After getting banged up, Bartkowski missed the remainder of the second period Monday, as he likened it to hitting one’s funny bone and said he “couldn’t really move.” He returned to play the third period and appeared hampered, though he said Thursday that he wasn’t dealing with anything more than a little tightness. He still managed to log over 21 minutes in the game.
“It would have had to be something that the trainers would have had to tell me I couldn’t play,” Bartkowski said Thursday. “There’s five D; you’ve got to play.”
Thursday’s game will be the sixth consecutive contest in which Bartkowski has played for the Bruins, which will double the three games in a row he got last month when Claude Julien did some shuffling on the back end to get him some ice time.
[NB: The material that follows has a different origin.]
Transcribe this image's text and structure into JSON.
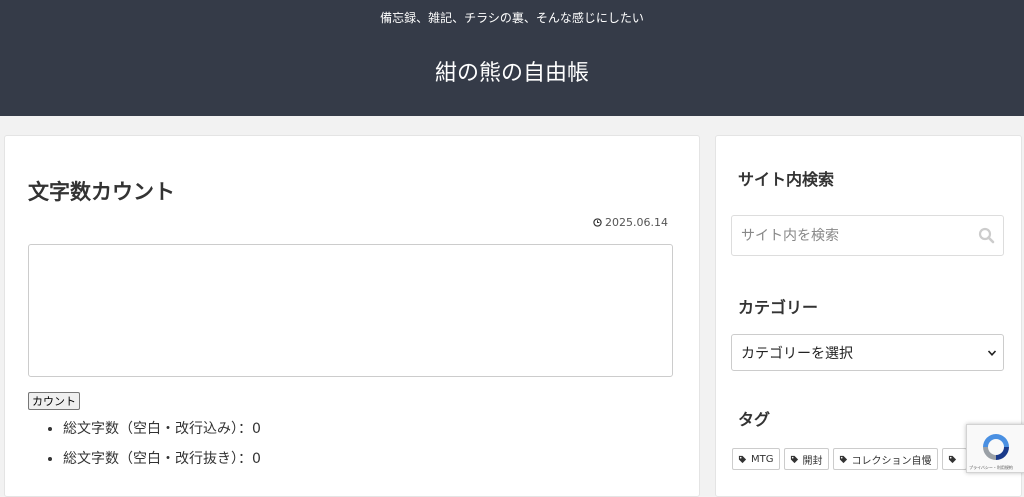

With Seidenberg out at least a week, it doesn’t look like Bartkowski will be exiting the lineup in the immediate future.
Obviously, Bartkowski finds himself in a position where he should be extremely motivated. He’s been given games here and there this season, but he has been the team’s seventh defenseman, and this stretch of games provides him as good a chance as any to earn a full-time job on the B’s blue line.
“Of course,” Bartkowski said. “Whenever I do get into games, especially this longer stretch, hopefully I play well enough so they can’t take me out.”
Bartkowski has played the last five games on a pairing with Johnny Boychuk. He’s generally been fifth among defensemen in time on ice (Torey Krug has played less), with Tuesday’s 21:13 the most he’s played in an NHL regular-season game (he played more in overtime games last postseason against the Maple Leafs and Rangers).
|Tuukka Rask in line for third start in four nights||11.21.13 at 12:34 pm ET|
After playing both games of a back-to-back Monday and Tuesday against the Hurricanes and Rangers, Tuukka Rask appears to be on tap to be between the pipes again for the Bruins on Thursday against the Blues.
Rask was the first goaltender off the ice in the team’s morning skate and should have his work cut out for him Thursday evening. The Blues are fifth in the NHL with 70 goals, led by left winger Alexander Steen, whose 17 goals are tied with Alexander Ovechkin for tops in the NHL. St. Louis stands fourth in the Western Conference, though its 31 points (14-3-3) are two more than the Eastern Conference-leading Bruins (14-6-1).
Rask is coming off a dominant outing Tuesday in New York in which he made 43 saves in a 2-1 victory over the Rangers. He has played all but three of the Bruins’ 21 contests this season.